**Brief**
Copy each line of the listing that includes "guests".

::::

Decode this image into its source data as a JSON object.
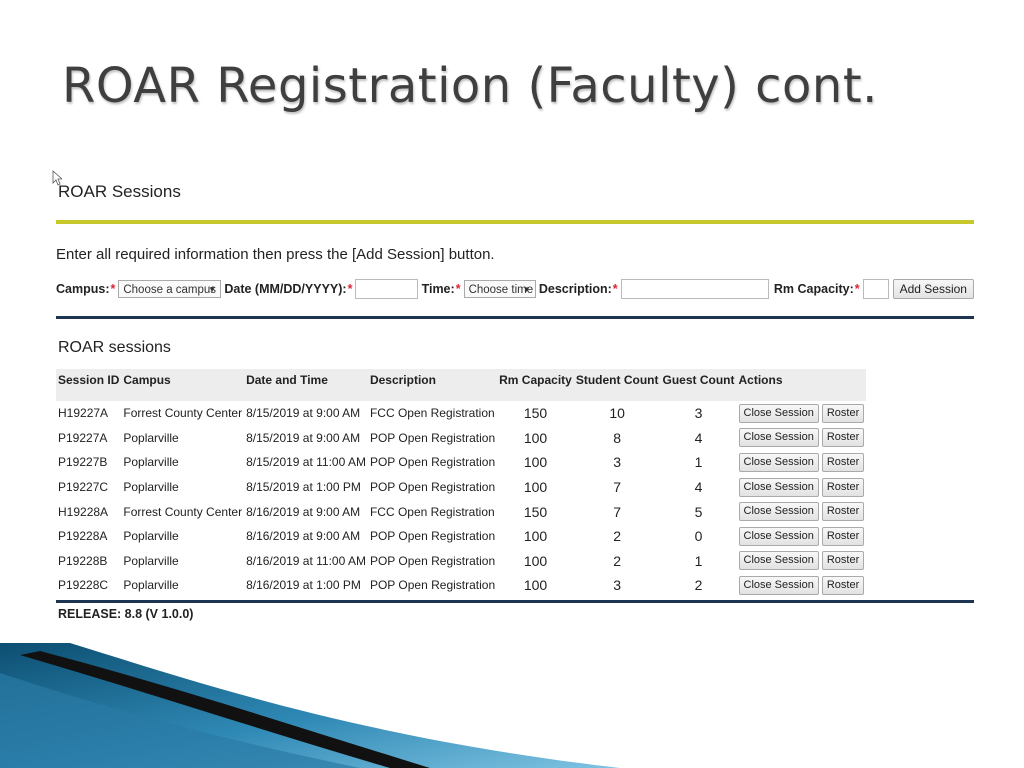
{
  "slide": {
    "title": "ROAR Registration (Faculty) cont."
  },
  "panel": {
    "heading": "ROAR Sessions",
    "instructions": "Enter all required information then press the [Add Session] button.",
    "form": {
      "campus_label": "Campus:",
      "campus_value": "Choose a campus",
      "date_label": "Date (MM/DD/YYYY):",
      "date_value": "",
      "time_label": "Time:",
      "time_value": "Choose time",
      "description_label": "Description:",
      "description_value": "",
      "capacity_label": "Rm Capacity:",
      "capacity_value": "",
      "required_mark": "*",
      "add_button": "Add Session"
    },
    "sessions_heading": "ROAR sessions",
    "columns": [
      "Session ID",
      "Campus",
      "Date and Time",
      "Description",
      "Rm Capacity",
      "Student Count",
      "Guest Count",
      "Actions"
    ],
    "rows": [
      {
        "id": "H19227A",
        "campus": "Forrest County Center",
        "datetime": "8/15/2019 at 9:00 AM",
        "description": "FCC Open Registration",
        "capacity": "150",
        "students": "10",
        "guests": "3"
      },
      {
        "id": "P19227A",
        "campus": "Poplarville",
        "datetime": "8/15/2019 at 9:00 AM",
        "description": "POP Open Registration",
        "capacity": "100",
        "students": "8",
        "guests": "4"
      },
      {
        "id": "P19227B",
        "campus": "Poplarville",
        "datetime": "8/15/2019 at 11:00 AM",
        "description": "POP Open Registration",
        "capacity": "100",
        "students": "3",
        "guests": "1"
      },
      {
        "id": "P19227C",
        "campus": "Poplarville",
        "datetime": "8/15/2019 at 1:00 PM",
        "description": "POP Open Registration",
        "capacity": "100",
        "students": "7",
        "guests": "4"
      },
      {
        "id": "H19228A",
        "campus": "Forrest County Center",
        "datetime": "8/16/2019 at 9:00 AM",
        "description": "FCC Open Registration",
        "capacity": "150",
        "students": "7",
        "guests": "5"
      },
      {
        "id": "P19228A",
        "campus": "Poplarville",
        "datetime": "8/16/2019 at 9:00 AM",
        "description": "POP Open Registration",
        "capacity": "100",
        "students": "2",
        "guests": "0"
      },
      {
        "id": "P19228B",
        "campus": "Poplarville",
        "datetime": "8/16/2019 at 11:00 AM",
        "description": "POP Open Registration",
        "capacity": "100",
        "students": "2",
        "guests": "1"
      },
      {
        "id": "P19228C",
        "campus": "Poplarville",
        "datetime": "8/16/2019 at 1:00 PM",
        "description": "POP Open Registration",
        "capacity": "100",
        "students": "3",
        "guests": "2"
      }
    ],
    "actions": {
      "close": "Close Session",
      "roster": "Roster"
    },
    "release": "RELEASE: 8.8 (V 1.0.0)"
  },
  "colors": {
    "accent_yellow": "#c6c82b",
    "rule_navy": "#1e3552",
    "required": "#dd2233"
  }
}
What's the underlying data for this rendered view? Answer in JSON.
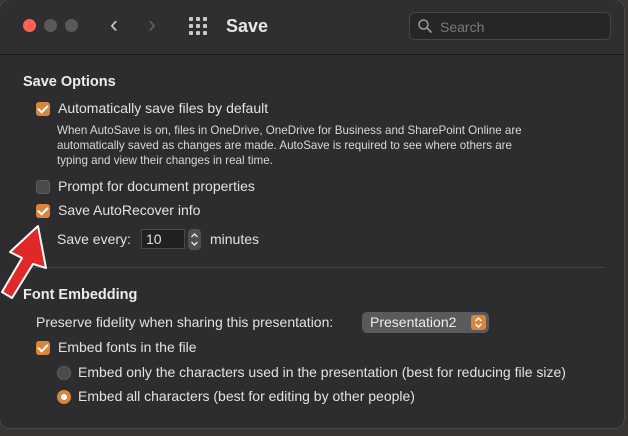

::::

**Reply to the exercise**
        "guests": "3"
        "guests": "4"
        "guests": "1"
        "guests": "4"
        "guests": "5"
        "guests": "0"
        "guests": "1"
        "guests": "2"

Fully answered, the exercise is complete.